HitModeler Student Using the HitModeler Student applet, students can learn about the motion of a hit baseball. The parameters that affect the flight of the ball include stadium location and weather conditions, which determines the air density, speed and angle of the ball leaving the bat, wind direction and wind speed, and the drag coefficient of the ball. You specify the values for the input parameters using the input boxes, sliders, and choice boxes on the display. There is a simplified version of HitModeler that only accepts slider and choice box inputs for younger stduents. HitModeler Student version is a two dimensional simulation that includes the effects of gravity and drag on the ball. Output includes the trajectory of the ball, and a running calculation of the time and location of the ball in flight. The game can be moved to the Moon or Mars with this software.

4. Go to the directory where you have stored "Hit.zip" and open the "WinZip" program.
5. "Extract" all the files.
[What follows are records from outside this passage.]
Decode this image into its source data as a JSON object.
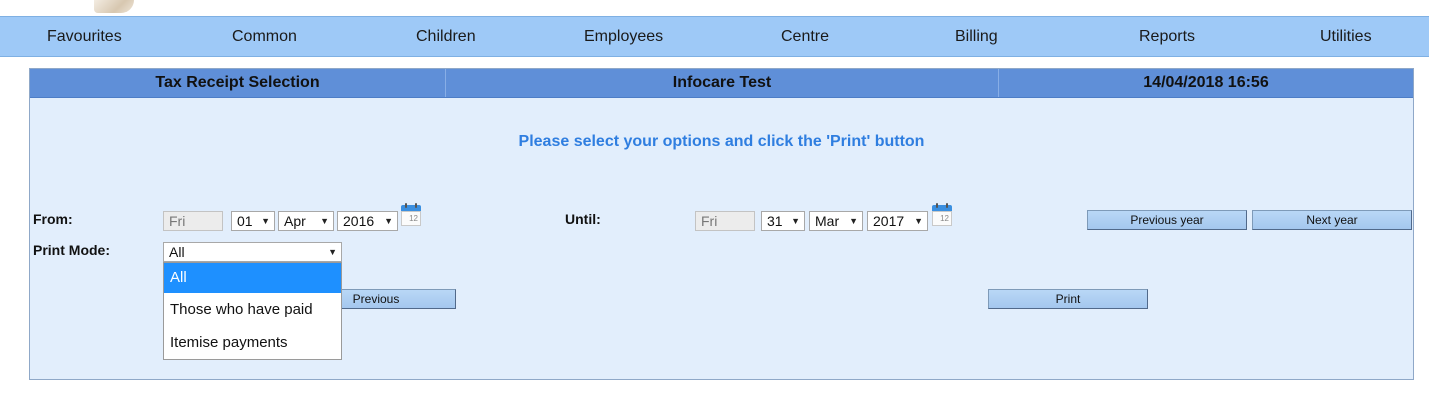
{
  "menu": [
    "Favourites",
    "Common",
    "Children",
    "Employees",
    "Centre",
    "Billing",
    "Reports",
    "Utilities"
  ],
  "header": {
    "title": "Tax Receipt Selection",
    "centre": "Infocare Test",
    "datetime": "14/04/2018 16:56"
  },
  "instruction": "Please select your options and click the 'Print' button",
  "from": {
    "label": "From:",
    "weekday": "Fri",
    "day": "01",
    "month": "Apr",
    "year": "2016",
    "calendar_icon_text": "12"
  },
  "until": {
    "label": "Until:",
    "weekday": "Fri",
    "day": "31",
    "month": "Mar",
    "year": "2017",
    "calendar_icon_text": "12"
  },
  "buttons": {
    "previous_year": "Previous year",
    "next_year": "Next year",
    "previous": "Previous",
    "print": "Print"
  },
  "print_mode": {
    "label": "Print Mode:",
    "selected": "All",
    "options": [
      "All",
      "Those who have paid",
      "Itemise payments"
    ]
  },
  "colors": {
    "menubar": "#9ec9f7",
    "header": "#5f8fd8",
    "panel": "#e2eefc",
    "instruction": "#2f7ee0",
    "highlight": "#1e90ff"
  }
}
If you skip this step, you will only see a grey box when you try to run HitModeler.
6. Click on Hit.html to launch your browser and load the driver program.

HitModeler Weather Using the HitModeler Weather applet, students can learn about how the weather affects the motion of a hit baseball. The Weather version of the applet was built for younger students who might find all of the options in the Student version to be too confusing. All of the inputs to the Weather version are made with the buttons at the lower part of the program. HitModeler Weather version is a two dimensional simulation that includes the effects of gravity and drag on the ball. The ball is launched at 100 mph at 45 degrees to the horizontal. Output includes the trajectory of the ball, and a running calculation of the time and location of the ball in flight.

3. Go to the directory where you have stored "WHit.zip" and open the "WinZip" program.
4. "Extract" all the files. If you skip this step, you will only see a grey box when you try to run HitModeler.
5. Click on WHit.html to launch your browser and load the driver program.

SoccerNASA Using the SoccerNASA applet, students can learn about the motion of a kicked soccer ball. SoccerNASA lets you control the value of all the parameters that affect the flight of soccer kick. You can choose a penalty kick, a free kick, or a corner kick. You select the stadium location and weather conditions that determine the air density, speed of the kick, and spin on the ball. You can also vary the lift and drag coefficients and the location of a free kick. All of the input conditions are set using the input boxes, sliders, choice boxes, and buttons on the display. The objective is to put the ball in the net. You can play the game at any of the stadium locations from the 2010 World Cup. Output includes multiple views to help the student visualize the movement of the ball in all three dimensions.

3. Go to the directory where you have stored "Soccer.zip" and open the "WinZip" program.
4. "Extract" all the files. If you skip this step, you will only see a grey box when you try to run SoccerNASA.
5. Click on Ball.html to launch your browser and load the driver program.

This software is in the Public Domain. It may be freely copied and used in non-commercial products, assuming proper credit to the author is given. IT MAY NOT BE RESOLD. If you want to use the software for commercial products, contact the author. No copyright is claimed in the United States under Title 17, U. S. Code. This software is provided "as is" without any warranty of any kind, either express, implied, or statutory, including, but not limited to, any warranty that the software will conform to specifications, any implied warranties of merchantability, fitness for a particular purpose, and freedom from infringement, and any warranty that the documentation will conform to the program, or any warranty that the software will be error free. In no event shall NASA be liable for any damages, including, but not limited to direct, indirect, special or consequential damages, arising out of, resulting from, or in any way connected with this software, whether or not based on warranty, contract, tort or otherwise, whether or not injury was sustained by persons or property or otherwise, and whether or not loss was sustained from, or arose out of the results of, or use of, the software or services provided hereunder.